Doctor debunks vaccine myths: Smoking poses higher clotting risk than vaccine
- Dr Samir Dwivedi, Medical Director (India), International SOS says smokers are at higher risk of clotting than people who take vaccination.
Fear of clotting has been seen as one of the main reasons why many people are still hesitant about getting vaccine against Covid-19, according to medical experts. In India over 57 crore people have taken at least one shot of the vaccine but a flurry of apprehensions continues to dominate many people and they are still not ready to take the jab.
According to the doctors, many of them express their apprehension that the vaccines in use were made in a hurry with no enough trials and hence they would face serious side effects of vaccination, if not now then a few years later.
Debunking the fears, Dr Samir Dwivedi, Medical Director (India), International SOS says smoking has far more risk of clotting than in case of vaccines. He says that clotting has been reported in rarest of the rare cases after taking Covid vaccine. "Clotting is a real but rare risk of the viral vector vaccines, as has been studied in the West, but this risk is many folds more in people who get infected with SARS CoV-2, or in someone who is taking oral contraceptive pills or even in those people who smoke cigarettes," says the doctor.
Dr Dwivedi says it is important to educate people about vaccination. "The data on vaccine trials is rigorously analysed by regulatory authorities in many countries, and only when the regulators are satisfied, is the vaccine approved. Reports of serious side effects have been very rare, and no long-term side effects have been reported after vaccinating millions of people over a period of more than 6 months," he says.

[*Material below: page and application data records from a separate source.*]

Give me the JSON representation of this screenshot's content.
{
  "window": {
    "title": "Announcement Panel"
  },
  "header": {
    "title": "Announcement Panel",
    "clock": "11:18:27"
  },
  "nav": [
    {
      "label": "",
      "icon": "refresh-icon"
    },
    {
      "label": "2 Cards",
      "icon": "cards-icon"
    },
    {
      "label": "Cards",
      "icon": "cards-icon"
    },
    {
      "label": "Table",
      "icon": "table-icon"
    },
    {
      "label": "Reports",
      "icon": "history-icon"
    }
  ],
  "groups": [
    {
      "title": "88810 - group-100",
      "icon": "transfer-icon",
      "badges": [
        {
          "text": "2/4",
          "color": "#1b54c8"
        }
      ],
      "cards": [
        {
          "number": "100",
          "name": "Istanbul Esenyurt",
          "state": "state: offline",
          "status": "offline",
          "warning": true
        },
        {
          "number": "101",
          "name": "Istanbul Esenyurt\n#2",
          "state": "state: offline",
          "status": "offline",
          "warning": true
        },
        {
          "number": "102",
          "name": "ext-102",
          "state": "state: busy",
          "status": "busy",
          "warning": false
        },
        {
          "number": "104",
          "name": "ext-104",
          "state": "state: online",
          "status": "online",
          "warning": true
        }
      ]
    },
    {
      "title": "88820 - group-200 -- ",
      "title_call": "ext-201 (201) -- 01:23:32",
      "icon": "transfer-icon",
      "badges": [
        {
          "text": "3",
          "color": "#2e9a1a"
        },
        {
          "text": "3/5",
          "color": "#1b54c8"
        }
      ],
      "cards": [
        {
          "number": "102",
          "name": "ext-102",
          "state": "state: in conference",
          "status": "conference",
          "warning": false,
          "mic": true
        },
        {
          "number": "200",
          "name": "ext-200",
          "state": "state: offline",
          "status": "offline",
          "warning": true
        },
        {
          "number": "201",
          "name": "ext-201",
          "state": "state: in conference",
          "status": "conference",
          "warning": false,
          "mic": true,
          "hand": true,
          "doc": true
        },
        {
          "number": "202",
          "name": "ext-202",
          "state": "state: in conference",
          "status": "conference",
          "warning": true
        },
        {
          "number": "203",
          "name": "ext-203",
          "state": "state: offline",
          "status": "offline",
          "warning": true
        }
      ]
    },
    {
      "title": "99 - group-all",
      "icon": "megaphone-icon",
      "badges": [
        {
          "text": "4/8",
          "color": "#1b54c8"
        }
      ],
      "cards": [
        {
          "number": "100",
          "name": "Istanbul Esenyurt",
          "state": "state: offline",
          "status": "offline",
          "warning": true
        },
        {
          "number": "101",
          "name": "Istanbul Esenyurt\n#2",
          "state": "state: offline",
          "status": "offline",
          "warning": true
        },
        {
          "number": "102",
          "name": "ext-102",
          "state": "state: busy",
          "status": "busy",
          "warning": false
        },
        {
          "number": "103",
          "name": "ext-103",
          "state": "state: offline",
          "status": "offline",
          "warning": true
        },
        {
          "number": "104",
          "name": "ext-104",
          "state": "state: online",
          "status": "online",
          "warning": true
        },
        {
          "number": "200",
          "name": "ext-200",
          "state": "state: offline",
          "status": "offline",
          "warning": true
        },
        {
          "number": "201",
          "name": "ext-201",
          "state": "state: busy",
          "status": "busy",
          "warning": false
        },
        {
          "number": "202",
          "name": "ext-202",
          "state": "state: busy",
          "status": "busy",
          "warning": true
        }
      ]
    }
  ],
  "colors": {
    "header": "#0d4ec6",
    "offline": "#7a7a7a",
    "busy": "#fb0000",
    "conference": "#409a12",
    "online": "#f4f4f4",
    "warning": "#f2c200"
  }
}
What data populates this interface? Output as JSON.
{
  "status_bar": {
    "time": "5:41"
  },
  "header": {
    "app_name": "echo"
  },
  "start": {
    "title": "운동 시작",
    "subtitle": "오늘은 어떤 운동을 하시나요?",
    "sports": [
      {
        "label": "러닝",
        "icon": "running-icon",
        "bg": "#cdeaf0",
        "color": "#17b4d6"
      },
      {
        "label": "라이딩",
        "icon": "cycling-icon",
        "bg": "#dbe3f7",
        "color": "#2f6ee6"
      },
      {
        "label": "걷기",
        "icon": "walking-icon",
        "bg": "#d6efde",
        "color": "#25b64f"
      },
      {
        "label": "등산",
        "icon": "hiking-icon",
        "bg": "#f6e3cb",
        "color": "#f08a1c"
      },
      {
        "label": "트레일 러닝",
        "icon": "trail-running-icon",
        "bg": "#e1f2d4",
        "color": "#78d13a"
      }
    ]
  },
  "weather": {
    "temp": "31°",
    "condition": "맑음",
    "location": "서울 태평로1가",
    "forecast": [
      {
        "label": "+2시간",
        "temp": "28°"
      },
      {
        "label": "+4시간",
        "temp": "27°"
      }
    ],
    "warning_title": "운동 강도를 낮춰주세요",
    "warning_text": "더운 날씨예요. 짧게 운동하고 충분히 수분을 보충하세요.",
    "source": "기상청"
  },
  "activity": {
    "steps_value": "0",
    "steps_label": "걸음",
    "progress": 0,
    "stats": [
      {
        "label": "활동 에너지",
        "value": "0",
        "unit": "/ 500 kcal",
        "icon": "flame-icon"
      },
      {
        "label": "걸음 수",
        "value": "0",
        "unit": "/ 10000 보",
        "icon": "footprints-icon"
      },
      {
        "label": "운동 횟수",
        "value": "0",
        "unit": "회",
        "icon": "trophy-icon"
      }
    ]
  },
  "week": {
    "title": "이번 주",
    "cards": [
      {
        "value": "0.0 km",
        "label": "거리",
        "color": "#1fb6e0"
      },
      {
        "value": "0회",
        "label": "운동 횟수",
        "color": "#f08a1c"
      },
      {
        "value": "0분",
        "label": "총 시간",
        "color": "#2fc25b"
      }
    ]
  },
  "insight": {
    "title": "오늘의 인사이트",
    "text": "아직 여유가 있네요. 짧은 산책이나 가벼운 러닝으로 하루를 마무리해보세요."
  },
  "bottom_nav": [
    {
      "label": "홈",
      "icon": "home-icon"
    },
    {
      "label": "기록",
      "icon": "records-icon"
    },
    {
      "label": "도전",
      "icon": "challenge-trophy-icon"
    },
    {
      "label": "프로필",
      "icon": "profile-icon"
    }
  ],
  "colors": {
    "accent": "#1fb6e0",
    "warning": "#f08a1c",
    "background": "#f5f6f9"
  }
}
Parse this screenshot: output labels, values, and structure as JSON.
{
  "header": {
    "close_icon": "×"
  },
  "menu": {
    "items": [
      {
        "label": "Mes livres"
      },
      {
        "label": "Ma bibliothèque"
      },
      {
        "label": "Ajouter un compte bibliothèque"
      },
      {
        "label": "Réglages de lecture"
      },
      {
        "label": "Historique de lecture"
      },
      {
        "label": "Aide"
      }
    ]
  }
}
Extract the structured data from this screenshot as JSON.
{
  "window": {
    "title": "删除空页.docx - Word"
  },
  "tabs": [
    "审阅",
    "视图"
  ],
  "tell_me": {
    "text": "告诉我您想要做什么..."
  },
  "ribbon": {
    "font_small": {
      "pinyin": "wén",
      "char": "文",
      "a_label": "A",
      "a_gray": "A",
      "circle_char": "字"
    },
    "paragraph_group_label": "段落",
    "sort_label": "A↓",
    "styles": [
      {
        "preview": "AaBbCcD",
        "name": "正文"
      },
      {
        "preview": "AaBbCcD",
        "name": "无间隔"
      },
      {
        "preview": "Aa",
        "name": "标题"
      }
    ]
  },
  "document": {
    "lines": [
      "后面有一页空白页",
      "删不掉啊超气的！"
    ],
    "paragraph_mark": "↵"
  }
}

Among the common fears that stop people from getting a jab is fear of developing Covid-19 from a vaccine. "None of the Covid-19 vaccines available so far across the globe have live viruses in them, so the chance of developing Covid-19 from vaccine is just not there," says Dr. Dwivedi.
He also says that Covid vaccines generate a better immune response than a natural infection. "That is why it is important that even those who have had the infection, need to be vaccinated, despite the discussion around the need of vaccination for this subset of people," he adds.
Dr. Dwivedi signs off by saying that masking and social distancing measures will continue to play a major role until majority of people are vaccinated.